Task to complete: The answer is a number and nothing else: the count of lines in these entries containing the word "JSON".

---- Materials provided

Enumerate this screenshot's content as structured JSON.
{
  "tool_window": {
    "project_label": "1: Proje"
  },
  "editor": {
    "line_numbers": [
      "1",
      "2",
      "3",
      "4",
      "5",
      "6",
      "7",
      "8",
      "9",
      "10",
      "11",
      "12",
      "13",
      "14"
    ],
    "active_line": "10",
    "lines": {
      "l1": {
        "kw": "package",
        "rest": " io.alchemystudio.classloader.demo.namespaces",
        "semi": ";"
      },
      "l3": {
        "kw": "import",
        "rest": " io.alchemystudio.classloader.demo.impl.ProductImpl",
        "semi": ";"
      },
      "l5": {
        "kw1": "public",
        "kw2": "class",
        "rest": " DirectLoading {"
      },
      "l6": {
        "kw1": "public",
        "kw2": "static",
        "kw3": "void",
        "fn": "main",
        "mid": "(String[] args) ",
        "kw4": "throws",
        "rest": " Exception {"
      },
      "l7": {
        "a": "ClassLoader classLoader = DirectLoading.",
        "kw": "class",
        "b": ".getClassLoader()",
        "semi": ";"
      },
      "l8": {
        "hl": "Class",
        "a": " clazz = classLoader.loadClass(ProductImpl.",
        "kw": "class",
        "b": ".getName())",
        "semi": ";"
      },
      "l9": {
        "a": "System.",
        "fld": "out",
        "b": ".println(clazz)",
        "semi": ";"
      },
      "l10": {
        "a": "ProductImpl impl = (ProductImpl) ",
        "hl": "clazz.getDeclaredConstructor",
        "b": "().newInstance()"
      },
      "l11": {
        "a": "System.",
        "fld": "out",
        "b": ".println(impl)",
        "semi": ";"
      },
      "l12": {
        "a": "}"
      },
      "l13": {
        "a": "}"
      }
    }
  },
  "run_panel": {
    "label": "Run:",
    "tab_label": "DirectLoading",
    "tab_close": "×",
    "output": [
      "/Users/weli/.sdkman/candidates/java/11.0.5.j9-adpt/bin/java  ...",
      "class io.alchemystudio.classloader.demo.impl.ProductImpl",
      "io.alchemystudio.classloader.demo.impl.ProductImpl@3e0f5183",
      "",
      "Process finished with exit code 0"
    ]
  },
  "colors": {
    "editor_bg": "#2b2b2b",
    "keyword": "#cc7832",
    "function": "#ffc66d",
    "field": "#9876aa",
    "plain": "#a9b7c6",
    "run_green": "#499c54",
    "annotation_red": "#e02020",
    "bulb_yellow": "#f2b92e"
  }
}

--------
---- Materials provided

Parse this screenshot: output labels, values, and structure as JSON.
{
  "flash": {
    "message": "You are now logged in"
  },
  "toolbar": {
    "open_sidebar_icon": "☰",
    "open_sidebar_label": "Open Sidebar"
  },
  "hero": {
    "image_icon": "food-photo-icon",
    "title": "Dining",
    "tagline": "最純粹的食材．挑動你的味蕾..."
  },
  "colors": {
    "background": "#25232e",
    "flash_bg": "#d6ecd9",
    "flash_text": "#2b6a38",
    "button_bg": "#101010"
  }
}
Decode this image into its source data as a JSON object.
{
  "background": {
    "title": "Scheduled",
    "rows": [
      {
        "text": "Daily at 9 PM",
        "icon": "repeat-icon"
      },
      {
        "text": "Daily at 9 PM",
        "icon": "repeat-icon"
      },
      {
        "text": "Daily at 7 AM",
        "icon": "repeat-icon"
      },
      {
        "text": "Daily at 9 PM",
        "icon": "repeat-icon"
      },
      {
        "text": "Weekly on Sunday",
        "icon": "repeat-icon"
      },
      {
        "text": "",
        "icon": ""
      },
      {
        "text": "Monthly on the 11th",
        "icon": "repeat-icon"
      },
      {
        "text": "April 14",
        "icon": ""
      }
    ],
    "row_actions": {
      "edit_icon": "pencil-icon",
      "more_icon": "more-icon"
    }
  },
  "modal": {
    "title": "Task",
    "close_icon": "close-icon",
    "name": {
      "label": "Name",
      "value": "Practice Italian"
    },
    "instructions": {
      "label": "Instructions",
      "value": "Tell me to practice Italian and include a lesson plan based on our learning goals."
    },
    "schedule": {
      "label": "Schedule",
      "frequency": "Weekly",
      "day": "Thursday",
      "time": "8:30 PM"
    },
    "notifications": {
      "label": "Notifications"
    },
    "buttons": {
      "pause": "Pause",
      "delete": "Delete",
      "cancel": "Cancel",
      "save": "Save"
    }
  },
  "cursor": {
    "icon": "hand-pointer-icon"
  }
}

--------
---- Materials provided

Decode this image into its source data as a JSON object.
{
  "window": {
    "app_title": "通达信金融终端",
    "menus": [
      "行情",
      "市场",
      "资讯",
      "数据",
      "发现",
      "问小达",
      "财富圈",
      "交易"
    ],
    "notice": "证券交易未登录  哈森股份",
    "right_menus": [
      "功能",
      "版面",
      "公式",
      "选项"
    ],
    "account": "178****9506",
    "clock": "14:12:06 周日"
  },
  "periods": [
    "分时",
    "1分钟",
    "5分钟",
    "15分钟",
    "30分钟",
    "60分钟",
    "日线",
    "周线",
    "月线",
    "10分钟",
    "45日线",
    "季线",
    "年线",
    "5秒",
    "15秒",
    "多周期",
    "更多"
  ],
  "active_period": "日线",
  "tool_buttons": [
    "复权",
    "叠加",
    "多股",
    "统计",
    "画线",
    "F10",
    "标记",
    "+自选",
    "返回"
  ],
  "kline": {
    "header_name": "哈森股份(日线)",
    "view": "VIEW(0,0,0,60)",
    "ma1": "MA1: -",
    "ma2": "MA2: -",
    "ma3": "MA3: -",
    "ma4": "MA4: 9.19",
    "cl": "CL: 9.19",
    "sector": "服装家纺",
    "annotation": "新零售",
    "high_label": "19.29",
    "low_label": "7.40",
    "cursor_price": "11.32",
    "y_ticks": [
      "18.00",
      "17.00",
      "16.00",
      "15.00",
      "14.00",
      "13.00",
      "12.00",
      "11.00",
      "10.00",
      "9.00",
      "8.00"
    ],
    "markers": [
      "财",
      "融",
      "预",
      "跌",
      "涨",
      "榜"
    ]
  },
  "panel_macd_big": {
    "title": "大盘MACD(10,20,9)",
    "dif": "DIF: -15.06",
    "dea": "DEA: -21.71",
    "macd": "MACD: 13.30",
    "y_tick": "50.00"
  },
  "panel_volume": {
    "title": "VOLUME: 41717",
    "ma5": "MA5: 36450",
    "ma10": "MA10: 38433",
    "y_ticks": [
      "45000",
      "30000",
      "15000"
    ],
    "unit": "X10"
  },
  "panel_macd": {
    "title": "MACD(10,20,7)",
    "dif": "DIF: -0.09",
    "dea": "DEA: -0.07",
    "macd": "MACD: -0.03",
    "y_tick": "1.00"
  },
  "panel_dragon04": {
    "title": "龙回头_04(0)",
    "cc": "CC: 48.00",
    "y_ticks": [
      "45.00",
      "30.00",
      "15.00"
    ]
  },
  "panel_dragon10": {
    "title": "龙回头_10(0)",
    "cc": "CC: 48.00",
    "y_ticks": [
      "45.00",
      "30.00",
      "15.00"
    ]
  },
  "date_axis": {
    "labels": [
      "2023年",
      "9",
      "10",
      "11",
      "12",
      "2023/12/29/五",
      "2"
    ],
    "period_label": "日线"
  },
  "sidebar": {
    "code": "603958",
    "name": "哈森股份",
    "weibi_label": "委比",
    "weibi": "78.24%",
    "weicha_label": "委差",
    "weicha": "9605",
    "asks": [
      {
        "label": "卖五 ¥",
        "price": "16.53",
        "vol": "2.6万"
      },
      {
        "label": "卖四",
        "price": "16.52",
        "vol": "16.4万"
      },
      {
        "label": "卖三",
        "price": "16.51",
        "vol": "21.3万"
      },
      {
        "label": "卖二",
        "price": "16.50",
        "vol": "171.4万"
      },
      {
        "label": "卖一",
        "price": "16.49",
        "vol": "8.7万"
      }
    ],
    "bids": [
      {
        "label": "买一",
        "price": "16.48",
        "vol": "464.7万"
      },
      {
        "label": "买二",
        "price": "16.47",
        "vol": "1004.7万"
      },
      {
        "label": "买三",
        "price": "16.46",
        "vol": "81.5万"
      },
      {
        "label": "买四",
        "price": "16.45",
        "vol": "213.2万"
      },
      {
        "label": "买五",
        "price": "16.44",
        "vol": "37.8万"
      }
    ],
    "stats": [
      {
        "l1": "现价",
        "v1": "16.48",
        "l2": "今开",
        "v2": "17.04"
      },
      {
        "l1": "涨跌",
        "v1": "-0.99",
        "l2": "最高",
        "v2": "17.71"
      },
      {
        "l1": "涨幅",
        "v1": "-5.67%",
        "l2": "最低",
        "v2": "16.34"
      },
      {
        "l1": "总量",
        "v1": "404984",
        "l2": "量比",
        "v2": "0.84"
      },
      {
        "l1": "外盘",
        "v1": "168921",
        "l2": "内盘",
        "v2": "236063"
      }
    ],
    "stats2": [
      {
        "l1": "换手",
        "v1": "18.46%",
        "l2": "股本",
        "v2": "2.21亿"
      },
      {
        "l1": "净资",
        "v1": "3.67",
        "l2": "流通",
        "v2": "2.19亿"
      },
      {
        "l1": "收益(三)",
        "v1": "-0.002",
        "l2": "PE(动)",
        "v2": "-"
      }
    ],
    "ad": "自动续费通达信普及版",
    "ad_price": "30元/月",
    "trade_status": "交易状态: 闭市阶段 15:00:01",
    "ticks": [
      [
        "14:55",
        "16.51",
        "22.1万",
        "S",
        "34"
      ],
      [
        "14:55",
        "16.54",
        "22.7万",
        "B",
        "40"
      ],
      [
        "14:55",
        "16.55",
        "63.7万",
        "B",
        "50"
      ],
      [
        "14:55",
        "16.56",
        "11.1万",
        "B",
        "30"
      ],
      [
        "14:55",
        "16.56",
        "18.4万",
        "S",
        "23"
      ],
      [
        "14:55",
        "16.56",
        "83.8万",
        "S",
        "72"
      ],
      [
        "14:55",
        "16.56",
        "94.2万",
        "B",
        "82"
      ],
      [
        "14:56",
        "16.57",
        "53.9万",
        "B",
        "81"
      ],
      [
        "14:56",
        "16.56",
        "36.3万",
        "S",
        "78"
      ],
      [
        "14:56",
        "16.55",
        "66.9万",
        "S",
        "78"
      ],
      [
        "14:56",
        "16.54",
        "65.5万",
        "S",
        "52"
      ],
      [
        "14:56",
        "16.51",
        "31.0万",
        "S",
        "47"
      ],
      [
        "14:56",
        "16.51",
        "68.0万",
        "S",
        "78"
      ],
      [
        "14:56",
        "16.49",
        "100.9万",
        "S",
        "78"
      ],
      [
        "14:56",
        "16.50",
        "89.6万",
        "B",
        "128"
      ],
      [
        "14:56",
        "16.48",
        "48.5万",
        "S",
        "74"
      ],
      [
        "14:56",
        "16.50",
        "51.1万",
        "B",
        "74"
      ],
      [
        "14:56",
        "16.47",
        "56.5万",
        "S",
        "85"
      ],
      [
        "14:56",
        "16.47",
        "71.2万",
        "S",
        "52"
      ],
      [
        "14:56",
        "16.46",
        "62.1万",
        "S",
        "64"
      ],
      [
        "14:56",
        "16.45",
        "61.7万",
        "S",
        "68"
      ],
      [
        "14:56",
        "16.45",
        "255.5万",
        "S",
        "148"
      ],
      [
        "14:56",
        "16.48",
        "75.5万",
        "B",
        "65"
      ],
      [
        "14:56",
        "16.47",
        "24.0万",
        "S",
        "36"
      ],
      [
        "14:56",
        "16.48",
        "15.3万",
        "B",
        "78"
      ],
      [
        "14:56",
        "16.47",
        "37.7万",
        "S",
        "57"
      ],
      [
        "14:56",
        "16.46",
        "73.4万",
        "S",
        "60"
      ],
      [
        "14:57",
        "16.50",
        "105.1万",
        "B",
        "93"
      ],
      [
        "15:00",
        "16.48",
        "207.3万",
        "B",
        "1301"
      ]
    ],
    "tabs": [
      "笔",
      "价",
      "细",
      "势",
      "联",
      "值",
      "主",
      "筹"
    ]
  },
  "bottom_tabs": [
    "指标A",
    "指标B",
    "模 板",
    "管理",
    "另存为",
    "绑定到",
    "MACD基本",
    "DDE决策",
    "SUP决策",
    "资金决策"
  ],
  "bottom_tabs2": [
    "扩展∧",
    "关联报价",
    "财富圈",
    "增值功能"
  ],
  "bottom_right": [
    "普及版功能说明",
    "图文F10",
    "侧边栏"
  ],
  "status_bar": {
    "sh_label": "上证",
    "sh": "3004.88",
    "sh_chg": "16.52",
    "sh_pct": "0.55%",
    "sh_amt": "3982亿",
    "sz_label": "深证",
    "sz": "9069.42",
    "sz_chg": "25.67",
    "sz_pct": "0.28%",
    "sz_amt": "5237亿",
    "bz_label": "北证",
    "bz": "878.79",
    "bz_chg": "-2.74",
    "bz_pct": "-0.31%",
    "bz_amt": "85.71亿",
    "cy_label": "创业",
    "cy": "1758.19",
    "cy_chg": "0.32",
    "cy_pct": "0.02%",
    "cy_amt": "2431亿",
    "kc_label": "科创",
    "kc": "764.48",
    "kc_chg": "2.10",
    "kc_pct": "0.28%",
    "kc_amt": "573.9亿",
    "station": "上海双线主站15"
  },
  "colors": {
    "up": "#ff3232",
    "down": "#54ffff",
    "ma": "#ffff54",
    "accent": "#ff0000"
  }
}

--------

Solution to this problem: 4